_WHAT THIS TASK INVOLVES:_ Locate the string "value" in the records below. Copy every line where it occurs.

_RECORDS PROVIDED:_
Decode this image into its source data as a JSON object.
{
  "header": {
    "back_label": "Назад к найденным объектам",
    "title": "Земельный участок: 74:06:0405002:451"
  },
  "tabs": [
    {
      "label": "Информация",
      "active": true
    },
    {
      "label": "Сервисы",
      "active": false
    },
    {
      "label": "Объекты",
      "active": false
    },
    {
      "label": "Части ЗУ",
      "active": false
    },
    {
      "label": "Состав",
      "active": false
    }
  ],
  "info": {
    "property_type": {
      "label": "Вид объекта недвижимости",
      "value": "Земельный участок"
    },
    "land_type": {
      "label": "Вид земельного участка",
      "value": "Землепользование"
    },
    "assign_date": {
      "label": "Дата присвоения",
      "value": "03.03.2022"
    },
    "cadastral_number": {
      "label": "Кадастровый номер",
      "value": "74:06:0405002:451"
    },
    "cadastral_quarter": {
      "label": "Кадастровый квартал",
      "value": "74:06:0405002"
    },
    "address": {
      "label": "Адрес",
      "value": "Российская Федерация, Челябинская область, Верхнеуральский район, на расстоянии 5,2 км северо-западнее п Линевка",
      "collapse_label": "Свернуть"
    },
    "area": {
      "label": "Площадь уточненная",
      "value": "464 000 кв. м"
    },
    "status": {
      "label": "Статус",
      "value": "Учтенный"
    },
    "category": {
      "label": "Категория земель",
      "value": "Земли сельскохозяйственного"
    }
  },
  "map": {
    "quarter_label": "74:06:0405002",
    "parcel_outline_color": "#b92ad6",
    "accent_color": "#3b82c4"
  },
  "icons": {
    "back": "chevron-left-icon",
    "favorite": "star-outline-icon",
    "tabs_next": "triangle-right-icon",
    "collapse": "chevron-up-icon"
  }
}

_EXERCISE SOLUTION:_
      "value": "Земельный участок"
      "value": "Землепользование"
      "value": "03.03.2022"
      "value": "74:06:0405002:451"
      "value": "74:06:0405002"
      "value": "Российская Федерация, Челябинская область, Верхнеуральский район, на расстоянии 5,2 км северо-западнее п Линевка",
      "value": "464 000 кв. м"
      "value": "Учтенный"
      "value": "Земли сельскохозяйственного"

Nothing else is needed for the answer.